Push start versus kick start
Many of us remember how we first learned to ride a bicycle. Some of us remember it being somewhere between thrilling and mortifying. For me it was around my seventh birthday when my parents decided it was time to graduate to a “two-wheeler.” About two years earlier I stopped riding any type of cycle when my tricycle was no longer big enough for me, and my younger brother needed his own wheeled-vehicle. My parents were sure that I was going to quickly outgrow any “size-appropriate” bike, so they gave me a bike without the ability to accommodate any type of training wheels. My mother tried to show me how easy it was to ride. She looked very comfortable on my big bike, but that did not really help my confidence. I just couldn’t put any foot down without leaning over the bike!
After falling off the bike at least 100 times (maybe less) and achieving no more than about 10 feet of parentless assisted travel, I was ready to give up. I was certain I would not learn how to ride by just a series of “push starts,” so I pushed my bike to the local park to get away from the house. It was there that I decided to take out my frustrations on this two-wheeled death machine. I stood the bike up, then shoved it down over and over again. After about 20 or more times the front wheel fell off. I knew then for sure that there was something wrong with that bike and I began to imagine how I would have been hospitalized, if I had actually ridden it. But my dad took my bike to a shop where he welded the wheel attachment back on to the bike. I didn’t know how at the time, but within a couple of weeks I was riding the bike around the neighborhood carefree.
On May 9, 2013, the Obama Administration announced that it will launch competitions to create three new manufacturing innovation institutes. The government has committed $200 million dollars of funding and the money will be managed by five Federal agencies: Commerce, Defense, Energy, the National Aeronautics and Space Administration (NASA), and the National Science Foundation (NSF). The three new institutes are:
- Digital Manufacturing and Design Innovation
- Lightweight and Modern Metals Manufacturing
- Next Generation Power Electronics Manufacturing
The most interesting institute, for me, is the “Next Generation Power Electronics Manufacturing.” This is really focused on wide bandgap (WBG) materials. The premise is that these new materials will allow power solutions for electric vehicles, renewable power, industrial motor, and defense electronics. These solutions are expected to be much more efficient while also being much smaller. Although creating reliable and cost-effective switching devices are critical, there also is a need to develop the magnetic materials that optimize the benefits from the WBG devices.

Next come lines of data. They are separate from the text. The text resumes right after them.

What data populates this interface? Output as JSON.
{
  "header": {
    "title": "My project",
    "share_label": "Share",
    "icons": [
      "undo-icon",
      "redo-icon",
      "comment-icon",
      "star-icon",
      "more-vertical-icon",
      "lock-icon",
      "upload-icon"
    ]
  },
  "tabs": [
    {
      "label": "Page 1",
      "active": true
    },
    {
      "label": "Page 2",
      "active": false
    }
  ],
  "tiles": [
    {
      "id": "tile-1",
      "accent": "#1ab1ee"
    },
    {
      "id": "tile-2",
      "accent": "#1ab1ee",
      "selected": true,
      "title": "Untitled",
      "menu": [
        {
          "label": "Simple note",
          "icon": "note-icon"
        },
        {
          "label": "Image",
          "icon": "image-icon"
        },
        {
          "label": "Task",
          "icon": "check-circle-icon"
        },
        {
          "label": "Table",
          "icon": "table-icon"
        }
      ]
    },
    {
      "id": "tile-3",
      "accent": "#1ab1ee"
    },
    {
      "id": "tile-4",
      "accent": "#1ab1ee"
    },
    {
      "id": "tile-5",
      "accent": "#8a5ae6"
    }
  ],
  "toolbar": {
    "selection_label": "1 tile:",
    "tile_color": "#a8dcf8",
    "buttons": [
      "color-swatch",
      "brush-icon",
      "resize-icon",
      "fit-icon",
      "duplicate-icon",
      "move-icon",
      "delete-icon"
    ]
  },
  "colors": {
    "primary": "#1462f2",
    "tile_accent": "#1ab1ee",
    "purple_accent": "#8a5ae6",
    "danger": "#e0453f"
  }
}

The U.S. government is already quite invested in WBG development, from projects in the national labs to funding university and private companies. For example, last year there was a workshop titled “Wide Bandgap Semiconductors for Clean Energy,” and summary report was issued from the workshop.1 The attendance was well balanced, about the same number of industry to government/labs/university. The big surprise was the low number of university attendees, only one out of 35. The workshop focused on three areas:
- Power electronics for electric vehicles and motor drives
- Power electronics for renewable grid integration
- Solid-state lighting
Each focus area was divided by impact areas such as performance, reliability, and cost.
Vehicle and WBG has drawn our government’s attention and has a more developed approach as far as gathering partners. Oak Ridge National Laboratories have pulled together 33 different collaborators or partners to look at WBG for electric traction drive. Their activities are summarized in a white paper titled, “Wide Band Gap Devices: Power the Next Generation Electric Traction Drives”.2 Collaborators/Partners are scattered across the country as shown in Figure 1. There is a good mix of universities and industry. A notable accomplishment from this partnership is a 55 kW automotive inverter design, with an efficiency improvement of 30% versus an all silicon design.
Figure 1. Map pin-pointing locations of Oak Ridge National Laboratories WBG Traction Drive Partners.
It is clear that our government is sponsoring and facilitating significant work in the WBG area with a focus on power electronics. However, like my bicycle story, I am not sure they are teaching us how to ride. With the focus on manufacturing innovation, they may be getting closer to helping us versus showing us. There is still considerable learning to be done. While initiatives and competitions may make us motivated – they also could add to the frustration. I appreciate their intentions but I believe we may be a little early for a competition and need to ride a little further on the precompetitive path.
What are your opinions on this subject and the role that government should play in push or kick starting our industry in a particular direction or methodology? What do you think might be a good alternative?
For more information about this and other power topics, visit TI’s Power House blog: www.ti.com/powerhouse-ca.
- “Wide Bandgap Semiconductors for Clean Energy Workshop: Summary Report,” US Dept. of Energy EERE, July 25, 2012
- “Wide Band Gap Devices: Power the Next Generation Electric Traction Drives,” Oak Ridge National Laboratories, 2012